4 tips for installing wood casework
Installing wood casework is not a simple task – nor should it be, when the design and build are of superior quality. However, there are some ways in which building and installing cabinetry can be made just that little bit easier. Here are our top tips:1
Check, check, and check again
Getting the measurements right in the first place will save you a lot of time, worry, and potentially expense further into the project.2
Assemble the cabinetry in your workshop before you take it to the site
It might seem like this is doing the job twice, but it’s well worth a trial run to ensure the cabinetry will go in smoothly.3
Use a reliable courier
If you’re having a courier deliver your cabinetry to site, make sure it’s one you can rely on. Protect your cabinets with blankets, and make sure any doors or drawers you’ve pre-fitted are securely shut.4
Keep communications open
A smooth install requires good communication between the woodworking firm, architects, and general contractors, as well as any other subcontractors who may be involved. If you’re working on a QCP-certified project, it’s easy for everyone to be on the same page at all times.
Engage the Ideal Client
Get our free guide on how professional woodworking firms can reach Architects & General Contractors to grow their businessDownload Now
About cabinet shop drawings
Detailed cabinet shop drawings are an essential part of a successful interior woodwork project. The more detailed shop drawings are, the less likely it is that there’ll be errors in fabricating or installing the cabinetry. Additionally, it provides clarity for everyone on the architect’s vision and exactly what’s required.
Cabinet shop drawings help to:
- Identify errors and conflicts – the earlier any errors can be identified, the better (and probably cheaper and less time-consuming)
- Get client approval – if a client can clearly see what the cabinetry will look like, they’re more likely to approve it (and you’ll eliminate a lot of questions)
- Keep everyone on the same page
- Understand where there have been any revisions
Don’t leave quality to chance
Architectural casework in the AWI Standards
Casework has been covered by Section 10 of the Architectural Woodwork Standards (AWS) since its inception. This section of the standards covers wood, decorative laminate, solid phenolic-faced casework, and their related parts.
A new AWI Standard, established in 2019 and created together with the American National Standards Institute (ANSI), section AWI-0620 – Finish Carpentry/Installation, now covers compliance requirements for installation and finishing.
Additionally, interior woodwork projects registered since June 1, 2020, which include architectural casework are subject to the newly-released ANSI/AWI 0641 – Architectural Wood Casework, the new ANSI/AWI Standard covering casework.

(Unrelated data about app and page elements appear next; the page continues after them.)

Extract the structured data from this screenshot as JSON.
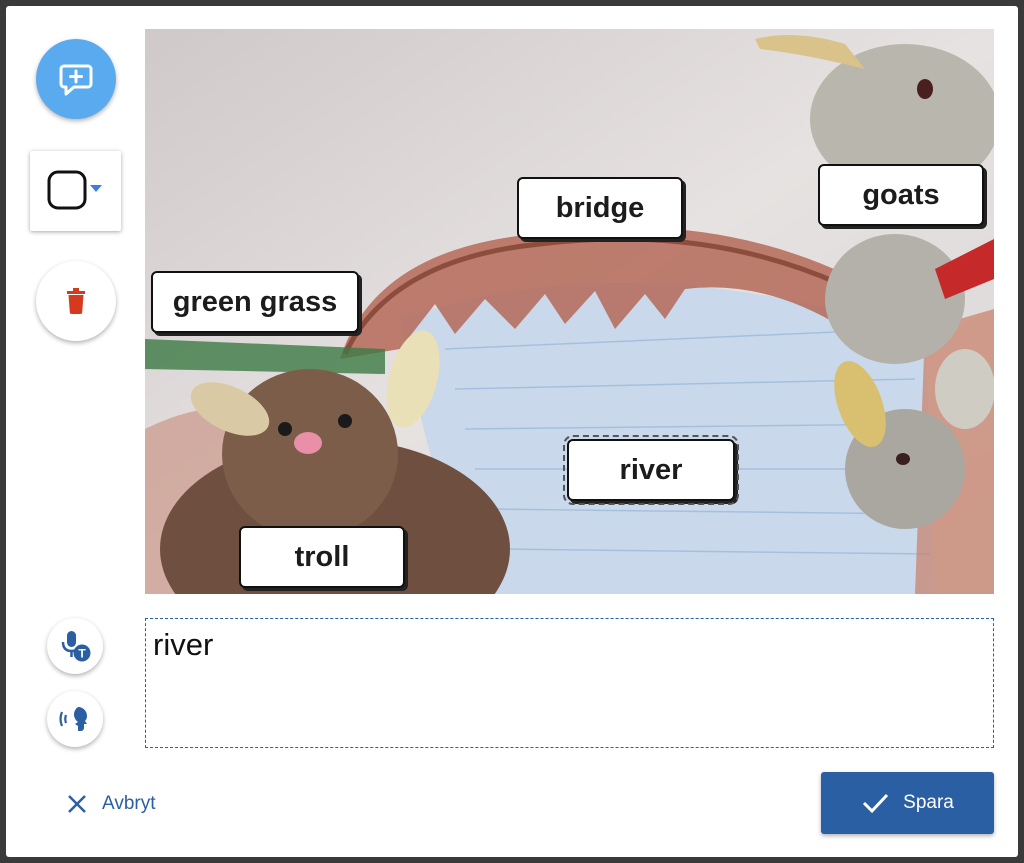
{
  "labels": [
    {
      "id": "green-grass",
      "text": "green grass",
      "selected": false
    },
    {
      "id": "bridge",
      "text": "bridge",
      "selected": false
    },
    {
      "id": "goats",
      "text": "goats",
      "selected": false
    },
    {
      "id": "river",
      "text": "river",
      "selected": true
    },
    {
      "id": "troll",
      "text": "troll",
      "selected": false
    }
  ],
  "editor": {
    "text": "river"
  },
  "actions": {
    "cancel_label": "Avbryt",
    "save_label": "Spara"
  },
  "icons": {
    "add": "add-comment-icon",
    "shape": "square-outline-icon",
    "delete": "trash-icon",
    "stt": "speech-to-text-icon",
    "tts": "text-to-speech-icon",
    "cancel": "close-icon",
    "save": "check-icon"
  },
  "colors": {
    "accent": "#2b5fa4",
    "fab": "#5aaaf0",
    "delete": "#d63a1e"
  }
}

ANSI/AWI 0641 provides standards for the quality and fit of architectural casework, as well as its interior finish. The standard covers different types of architectural casework, including wood veneer-faced cabinets, plastic-laminate-clad cabinets, and cabinet and drawer hardware. These are also specified under CSI MasterFormat Division 6.Deliver quality to your clients